Assignment: Pictures in the data must not be copied, but everything else should be output exactly.

##### Source data

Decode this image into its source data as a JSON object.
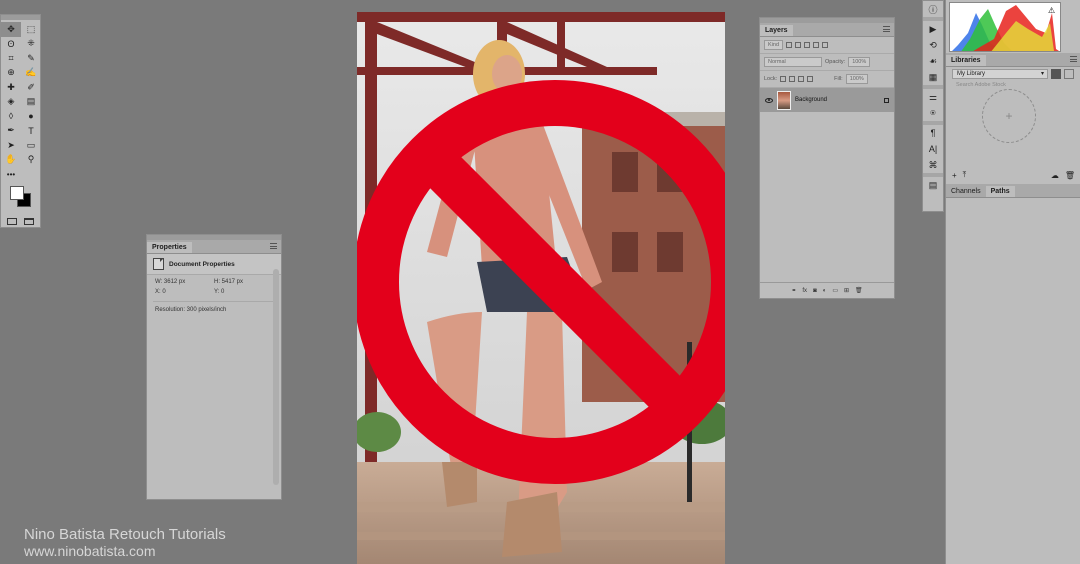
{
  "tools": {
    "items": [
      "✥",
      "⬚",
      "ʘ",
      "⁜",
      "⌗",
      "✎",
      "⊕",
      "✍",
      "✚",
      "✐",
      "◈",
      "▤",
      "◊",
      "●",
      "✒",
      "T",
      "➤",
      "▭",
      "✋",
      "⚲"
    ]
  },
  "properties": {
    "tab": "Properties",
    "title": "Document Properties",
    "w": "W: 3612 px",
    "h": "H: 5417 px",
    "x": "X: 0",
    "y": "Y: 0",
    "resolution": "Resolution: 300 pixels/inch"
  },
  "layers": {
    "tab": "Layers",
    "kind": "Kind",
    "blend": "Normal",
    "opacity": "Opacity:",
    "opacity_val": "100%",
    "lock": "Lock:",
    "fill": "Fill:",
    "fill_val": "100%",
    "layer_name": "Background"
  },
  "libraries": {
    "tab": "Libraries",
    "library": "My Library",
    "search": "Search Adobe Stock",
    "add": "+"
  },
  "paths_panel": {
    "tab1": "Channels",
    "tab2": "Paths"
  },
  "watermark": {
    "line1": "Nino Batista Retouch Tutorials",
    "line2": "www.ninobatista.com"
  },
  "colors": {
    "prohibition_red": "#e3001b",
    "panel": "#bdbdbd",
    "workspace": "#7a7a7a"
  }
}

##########

Answer space:
Decode this image into its source data as a JSON object.
{
  "tools": {
    "items": [
      "✥",
      "⬚",
      "ʘ",
      "⁜",
      "⌗",
      "✎",
      "⊕",
      "✍",
      "✚",
      "✐",
      "◈",
      "▤",
      "◊",
      "●",
      "✒",
      "T",
      "➤",
      "▭",
      "✋",
      "⚲"
    ]
  },
  "properties": {
    "tab": "Properties",
    "title": "Document Properties",
    "w": "W: 3612 px",
    "h": "H: 5417 px",
    "x": "X: 0",
    "y": "Y: 0",
    "resolution": "Resolution: 300 pixels/inch"
  },
  "layers": {
    "tab": "Layers",
    "kind": "Kind",
    "blend": "Normal",
    "opacity": "Opacity:",
    "opacity_val": "100%",
    "lock": "Lock:",
    "fill": "Fill:",
    "fill_val": "100%",
    "layer_name": "Background"
  },
  "libraries": {
    "tab": "Libraries",
    "library": "My Library",
    "search": "Search Adobe Stock",
    "add": "+"
  },
  "paths_panel": {
    "tab1": "Channels",
    "tab2": "Paths"
  },
  "watermark": {
    "line1": "Nino Batista Retouch Tutorials",
    "line2": "www.ninobatista.com"
  },
  "colors": {
    "prohibition_red": "#e3001b",
    "panel": "#bdbdbd",
    "workspace": "#7a7a7a"
  }
}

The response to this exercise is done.